”The Middle Island” (Insula Media, or Mezzo)

Lopud is the most developed island of the small archipelago Elaphites in southern Croatia that stretches northwest of Dubrovnik, city of unique cultural and political history that was placed on UNESCO’s list of world heritage sights in 1979. Lopud itself has a long and interesting history, with its culture and architecture still recalling long gone ancient times. Through the history Lopud is well known as island of captains and a favourite place for the summer residence of the local aristocracy.Numerous remnants of Greek, Roman, and Slavic buildings, more than 30 remains of pre-Romanesque chapels and churches, a vast number of former summer manorsand several monasteries can be found. One of the main architectural attractions on island Lopud is the 15th-century Franciscan Monastery, which following nearly 20 years of adaptive restoration work, reopened its doors to the public in 2018, thus contributing again to the cultural life of the island.

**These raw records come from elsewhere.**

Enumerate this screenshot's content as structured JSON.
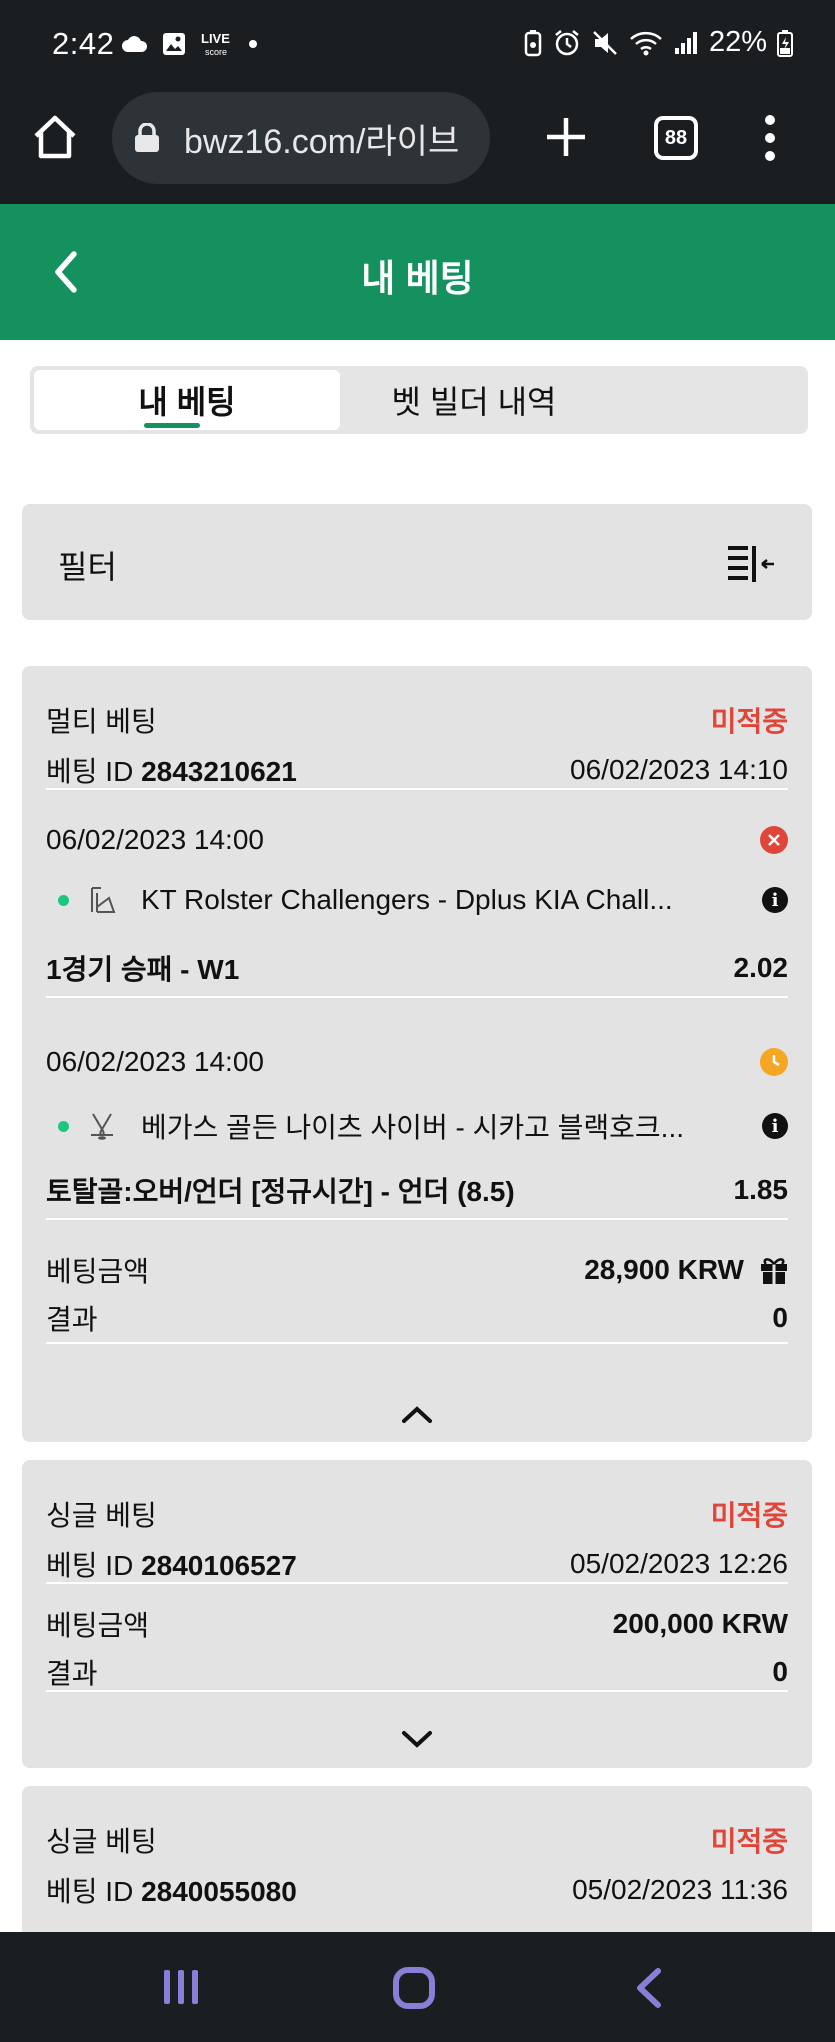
{
  "status_bar": {
    "time": "2:42",
    "battery": "22%"
  },
  "browser": {
    "url": "bwz16.com/라이브",
    "tab_count": "88"
  },
  "header": {
    "title": "내 베팅"
  },
  "segment": {
    "tabs": [
      "내 베팅",
      "벳 빌더 내역"
    ],
    "active": "내 베팅"
  },
  "filter": {
    "label": "필터"
  },
  "bets": [
    {
      "type": "멀티 베팅",
      "status": "미적중",
      "id_label": "베팅 ID",
      "id": "2843210621",
      "datetime": "06/02/2023 14:10",
      "selections": [
        {
          "datetime": "06/02/2023 14:00",
          "state_icon": "cross-circle-icon",
          "sport_icon": "esports-icon",
          "event": "KT Rolster Challengers - Dplus KIA Chall...",
          "market": "1경기 승패 - W1",
          "odds": "2.02"
        },
        {
          "datetime": "06/02/2023 14:00",
          "state_icon": "clock-icon",
          "sport_icon": "hockey-icon",
          "event": "베가스 골든 나이츠 사이버 - 시카고 블랙호크...",
          "market": "토탈골:오버/언더 [정규시간] - 언더 (8.5)",
          "odds": "1.85"
        }
      ],
      "stake_label": "베팅금액",
      "stake": "28,900 KRW",
      "result_label": "결과",
      "result": "0",
      "expanded": true
    },
    {
      "type": "싱글 베팅",
      "status": "미적중",
      "id_label": "베팅 ID",
      "id": "2840106527",
      "datetime": "05/02/2023 12:26",
      "stake_label": "베팅금액",
      "stake": "200,000 KRW",
      "result_label": "결과",
      "result": "0",
      "expanded": false
    },
    {
      "type": "싱글 베팅",
      "status": "미적중",
      "id_label": "베팅 ID",
      "id": "2840055080",
      "datetime": "05/02/2023 11:36"
    }
  ],
  "colors": {
    "brand_green": "#15915f",
    "status_red": "#e0453a",
    "pending_orange": "#f5a623",
    "card_bg": "#e3e3e3"
  }
}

The island itself is only 4,6 square kilometers (1.79 square miles) large surrounded by blue water of the Adriatic Sea. It has only one settlement also named Lopud. Inhabited Elaphites islands, Koločep, Lopud and Šipan, are connected with the mainland via daily ferry lines operated by Jadrolinija out of Dubrovnik. In the high season ferry runs 4 or 5 times per day, and in the low season it runs 3 to 5 times per day. Journey time is between 50 minutes and 1 hour depending on the route. Also private transfers from the mainland to Lopud can be easily arranged.

What is now Villa Mandofia it used to be an old ruin where my grandma’s family Mandofia used to live. Villa Mandofia was recently restored by the same architect who designed the island’s only hotel Lafodia. In 1936 my grandparents built restaurant Obala, which is still run by our family.